"There's not really much you could fuck up in that place," says Wes Allmond (a.k.a. DJ Solo), who runs the St. Louis office of Ch'rewd Marketing, a promotions company that pushes rap and R&B. "Everything's made out of steel or brick or plywood. And I think it's the griminess -- it's like you're going to a house party when you go to the Mono. There's this rawness, not a lot of fancy stuff. You're in the club, there's a concrete floor.... If you drop a crunk record in a nice club and you start getting crunk at a nice club, someone's going to come and tell you, 'Hey, you can't be doing that in here. You might break the lights or fuck the carpet up.' But at a crunk club, you can get as crazy as you want to and jump around, and nothing's going to get fucked up. With that feeling, you can just let it all out."
When Kaos plays "Left Right," the transformation takes place. It's as though the first bell has rung in a championship bout: The crowd pushes out of the front third of the room -- about 50 yards of emptiness where, moments before, were a few hundred people -- and fills with dancers.
Voodoo's onstage, his shoulder-length dreadlocks waving every which way. He hunches over, stomps one foot and then the other, and draws the mic to his mouth. "Ahh," he breaths, then pauses. He then stands straight up, his eyes staring into space. He looks at the crowd and screams, "Here we go!" just as the chorus kicks in, a military march barked by what sounds like the angriest drill sergeant in the army: "Left, left, left, left, left, right, left. Get on up, get on up, get on up, right, left. Left, left, left, left, left, right, left. Get on up, get on up, get on up."
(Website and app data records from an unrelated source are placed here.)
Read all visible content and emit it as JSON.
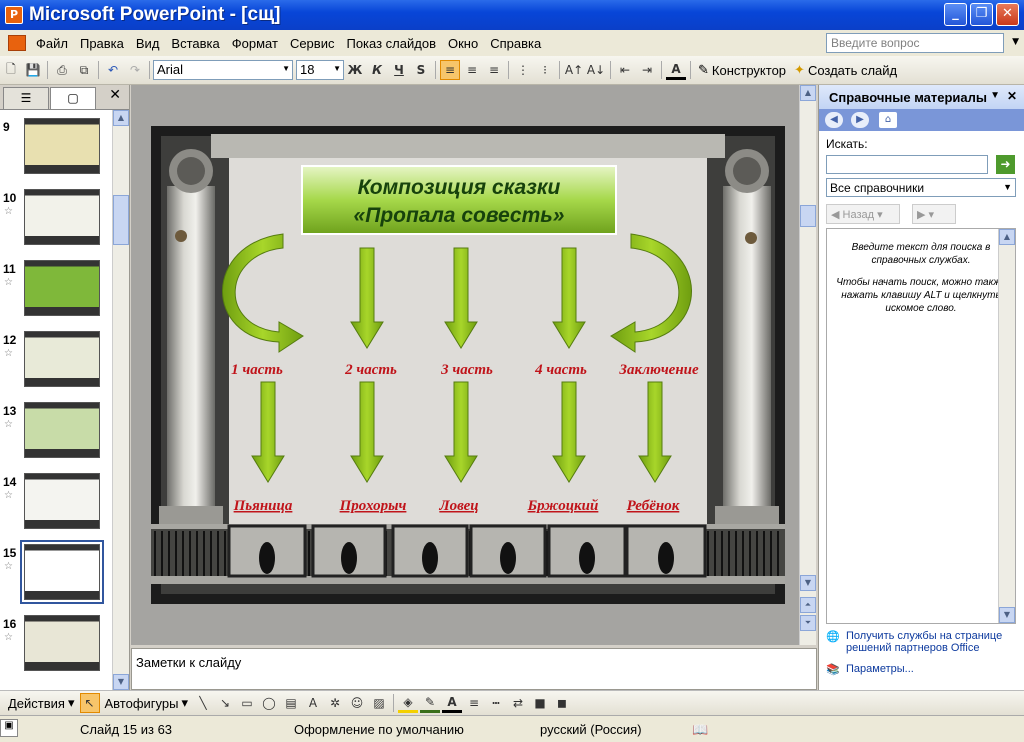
{
  "window": {
    "title": "Microsoft PowerPoint - [сщ]",
    "app_icon": "P"
  },
  "menu": {
    "items": [
      "Файл",
      "Правка",
      "Вид",
      "Вставка",
      "Формат",
      "Сервис",
      "Показ слайдов",
      "Окно",
      "Справка"
    ],
    "ask_placeholder": "Введите вопрос"
  },
  "toolbar": {
    "font": "Arial",
    "size": "18",
    "bold": "Ж",
    "italic": "К",
    "underline": "Ч",
    "shadow": "S",
    "designer": "Конструктор",
    "new_slide": "Создать слайд"
  },
  "thumbnails": [
    {
      "num": "9"
    },
    {
      "num": "10"
    },
    {
      "num": "11"
    },
    {
      "num": "12"
    },
    {
      "num": "13"
    },
    {
      "num": "14"
    },
    {
      "num": "15",
      "selected": true
    },
    {
      "num": "16"
    }
  ],
  "slide": {
    "title_line1": "Композиция сказки",
    "title_line2": "«Пропала совесть»",
    "parts": [
      "1 часть",
      "2 часть",
      "3 часть",
      "4 часть",
      "Заключение"
    ],
    "characters": [
      "Пьяница",
      "Прохорыч",
      "Ловец",
      "Бржоцкий",
      "Ребёнок"
    ]
  },
  "notes": {
    "placeholder": "Заметки к слайду"
  },
  "research": {
    "header": "Справочные материалы",
    "search_label": "Искать:",
    "scope": "Все справочники",
    "back": "Назад",
    "hint1": "Введите текст для поиска в справочных службах.",
    "hint2": "Чтобы начать поиск, можно также нажать клавишу ALT и щелкнуть искомое слово.",
    "link1": "Получить службы на странице решений партнеров Office",
    "link2": "Параметры..."
  },
  "drawing": {
    "actions": "Действия",
    "autoshapes": "Автофигуры"
  },
  "status": {
    "slide": "Слайд 15 из 63",
    "design": "Оформление по умолчанию",
    "lang": "русский (Россия)"
  },
  "colors": {
    "title_blue": "#0a3fc8",
    "slide_green": "#8dc21f",
    "slide_red": "#c0141a"
  }
}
And when that chorus arrives, the crowd moves all the way to the left of the club -- not a few steps, but all the way, and it's as though the Monastery is a ship listing in a ferocious storm, throwing the crew all the way right, then left, then right, then left for the duration of the chorus. People push; a few people fall to the floor as they trip over their neighbor -- they're quickly helped to their feet by whomever's closest -- and the whole group is bouncing as they're slamming. A big guy -- orange hoodie, orange knit cap, a little Band-Aid on his cheek, Nelly-style -- is stomping the floor like Yosemite Sam. Then the chorus ends, and everybody stops and does a little touchdown move, a stationary wobble-crouch that lasts the entire verse. Sipp's in the middle with the mic. He's wearing a Duke Blue Devils jersey -- number one, of course -- and he, too, is going low, chanting and chatting while the rhymes flow:
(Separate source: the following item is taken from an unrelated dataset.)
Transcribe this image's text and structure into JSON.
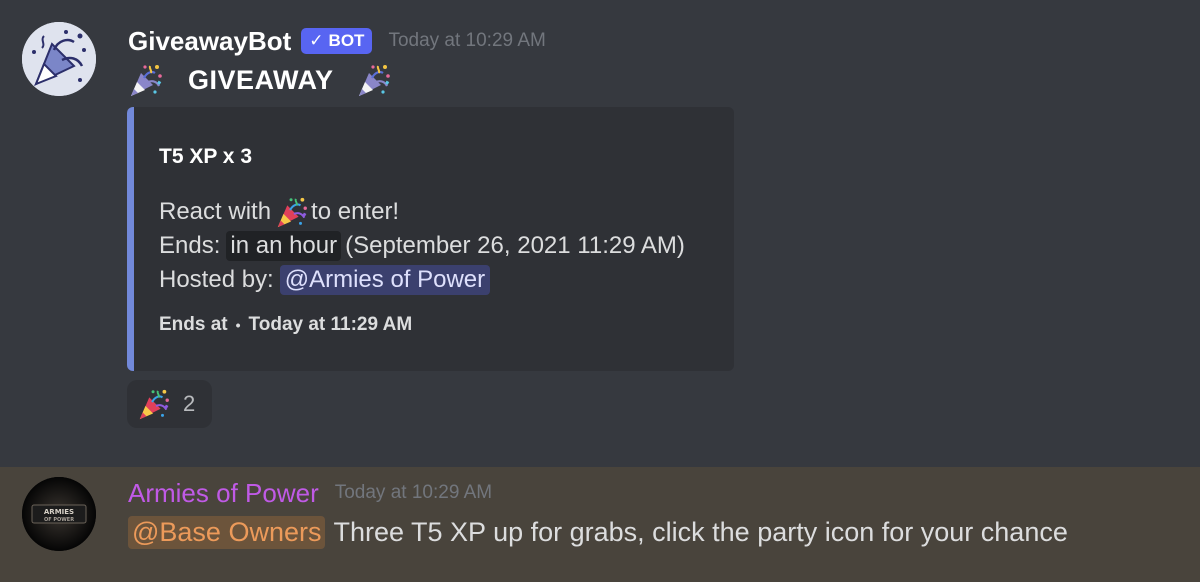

1 up and 2 my troops listen
3 grenade my .45 still a bustin'
6 rounds cause I'm trill with this
7 more for the busta in the blue suit
Sipp's screaming into the mic: "To the girls' bathroom! We're going to the girls' bathroom!" and immediately anyone near the bathroom scurries for cover. The rhyming continues:
8 choppers in the field with troops
9 seconds before you lose ya life
10 automatic firing weapons
Now get on up get on up get on up!
And then, once again, the chorus, and Sipp screams, "To the girls' bathroom!" and the dancers bounce their way to the bathroom door -- everybody's laughing; a few people hop on one foot while moving left. Then the room tips to the right, and everyone bounces back into the center. The people are going crazy, and the room is on fire.
"We had to stop doing the Left Right for a while because people were getting hurt," says Mississippi. "We had one of our own security guys slip and fall and hurt his leg from getting crunk. One time, some girls wanted to get involved, and a girl got a gash across her eye. But she still kept on jumping; no harm done." He laughs: "Get some ice and some napkins and keep the party going -- and to me, that's what crunk is, just nonstop, keep on jumping until you can't jump no more."
Kaos -- red skull cap on his head, which, unlike everyone else's, is motionless with concentration -- is clearly in control. To his left, a section of chain-link fence separates him from an elevated dance floor. This is every DJ's dream: He's surrounded by 1,500. A few fans stand on the other side of the fence, their fingers weaving through its wire diamonds. They're getting schooled by St. Louis' king of crunk. In front, huge pockets of the crowd explode like a crazy Roman candle, popping off in beat -- jumping to the left, bouncing to the right, an organism that morphs into something new with every track he plays.